App and web page records:

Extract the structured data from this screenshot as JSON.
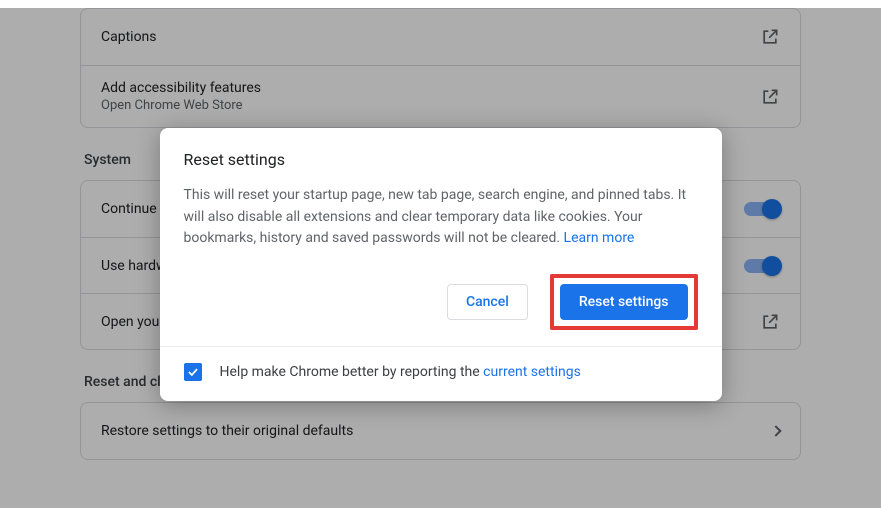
{
  "accessibility": {
    "captions": "Captions",
    "addFeatures": "Add accessibility features",
    "webStore": "Open Chrome Web Store"
  },
  "system": {
    "heading": "System",
    "continueBg": "Continue running background apps when Google Chrome is closed",
    "hwAccel": "Use hardware acceleration when available",
    "openProxy": "Open your computer's proxy settings"
  },
  "reset": {
    "heading": "Reset and clean up",
    "restore": "Restore settings to their original defaults"
  },
  "dialog": {
    "title": "Reset settings",
    "body": "This will reset your startup page, new tab page, search engine, and pinned tabs. It will also disable all extensions and clear temporary data like cookies. Your bookmarks, history and saved passwords will not be cleared. ",
    "learnMore": "Learn more",
    "cancel": "Cancel",
    "confirm": "Reset settings",
    "footerPre": "Help make Chrome better by reporting the ",
    "footerLink": "current settings"
  }
}
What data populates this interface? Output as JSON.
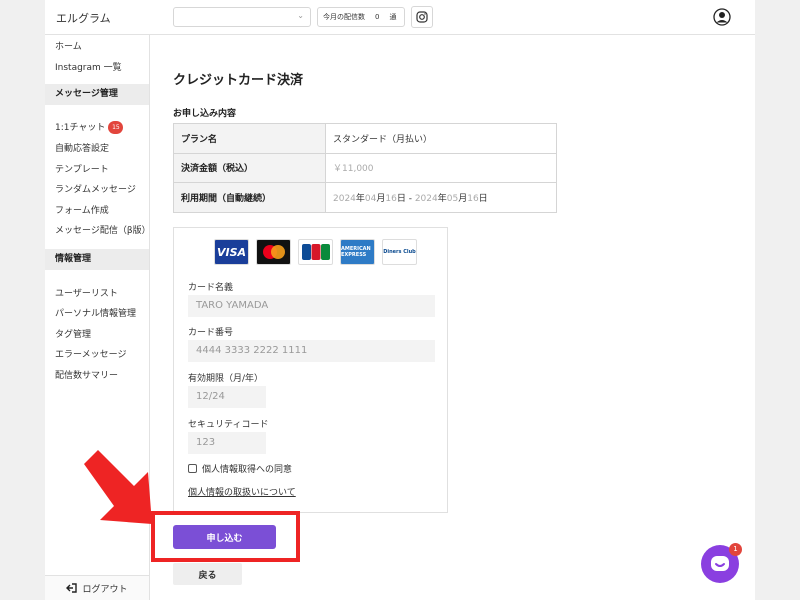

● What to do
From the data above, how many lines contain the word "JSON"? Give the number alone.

● Result of this task
2